Old habits inherited from Christendom have shaped us to live and indeed even to thrive on antagonisms. Meanwhile, people outside the church look at us and see only conflict, anger, and even hate. Our witness to Christ is damaged. And as we enter the world, we've lost the wherewithal to engage what God is doing in Christ to save the world.The old habits of Christendom die slowly. And yet God, I contend, cannot work his mission for the world via the anger, antagonism, and violence that characterize the world apart from God. If the church is to open up a new space beyond enemies for the work of Christ in the world, it must do so by his Spirit, through his presence—David Fitch, The Church of Us vs. Them: Freedom from a Faith that Feeds on Making Enemies, p. 10-11.

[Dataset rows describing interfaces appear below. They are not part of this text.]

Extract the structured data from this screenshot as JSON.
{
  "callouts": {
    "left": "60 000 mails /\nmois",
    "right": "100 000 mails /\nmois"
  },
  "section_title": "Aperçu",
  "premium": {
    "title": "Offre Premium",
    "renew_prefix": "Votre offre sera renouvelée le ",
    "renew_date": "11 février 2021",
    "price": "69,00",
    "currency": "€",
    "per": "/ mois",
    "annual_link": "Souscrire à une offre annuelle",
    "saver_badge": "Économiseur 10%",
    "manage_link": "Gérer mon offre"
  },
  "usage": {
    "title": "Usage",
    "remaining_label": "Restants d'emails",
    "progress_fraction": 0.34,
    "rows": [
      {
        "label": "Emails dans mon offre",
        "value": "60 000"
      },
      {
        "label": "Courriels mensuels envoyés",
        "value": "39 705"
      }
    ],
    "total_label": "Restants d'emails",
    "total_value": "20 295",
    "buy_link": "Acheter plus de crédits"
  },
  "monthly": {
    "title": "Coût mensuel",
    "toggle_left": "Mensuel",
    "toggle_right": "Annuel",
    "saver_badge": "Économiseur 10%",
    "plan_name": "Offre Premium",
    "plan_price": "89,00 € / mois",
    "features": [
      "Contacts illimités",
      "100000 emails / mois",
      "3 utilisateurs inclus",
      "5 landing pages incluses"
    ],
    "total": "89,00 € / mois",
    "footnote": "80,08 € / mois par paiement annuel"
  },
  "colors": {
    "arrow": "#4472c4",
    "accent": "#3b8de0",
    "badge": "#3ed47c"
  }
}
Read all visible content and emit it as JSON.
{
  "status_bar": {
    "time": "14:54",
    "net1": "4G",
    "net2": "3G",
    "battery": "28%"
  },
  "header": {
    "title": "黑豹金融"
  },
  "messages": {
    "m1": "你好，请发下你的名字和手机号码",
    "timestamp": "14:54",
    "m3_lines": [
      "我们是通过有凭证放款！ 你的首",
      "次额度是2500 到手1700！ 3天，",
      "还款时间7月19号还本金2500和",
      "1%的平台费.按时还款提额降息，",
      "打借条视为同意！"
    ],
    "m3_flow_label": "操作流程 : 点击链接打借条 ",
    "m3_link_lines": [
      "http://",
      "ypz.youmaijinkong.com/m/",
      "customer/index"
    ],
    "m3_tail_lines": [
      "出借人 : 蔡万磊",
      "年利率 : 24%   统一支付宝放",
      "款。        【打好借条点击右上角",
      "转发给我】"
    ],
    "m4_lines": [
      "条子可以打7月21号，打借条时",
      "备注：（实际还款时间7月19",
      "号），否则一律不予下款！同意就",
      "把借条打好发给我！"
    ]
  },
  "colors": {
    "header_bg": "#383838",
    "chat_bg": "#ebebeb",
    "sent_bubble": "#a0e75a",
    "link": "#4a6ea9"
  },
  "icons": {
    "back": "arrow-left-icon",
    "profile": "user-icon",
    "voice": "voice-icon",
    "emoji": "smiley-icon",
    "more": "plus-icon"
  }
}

Reconciliation is at the heart of the gospel, as St. Paul notes, "God was in Christ reconciling the world to himself.” We, the followers of Jesus are ambassadors taking that message of reconciliation in word and deed to the world. But I contend that centuries of Christendom* have woefully undermined our calling as Christ's ambassadors.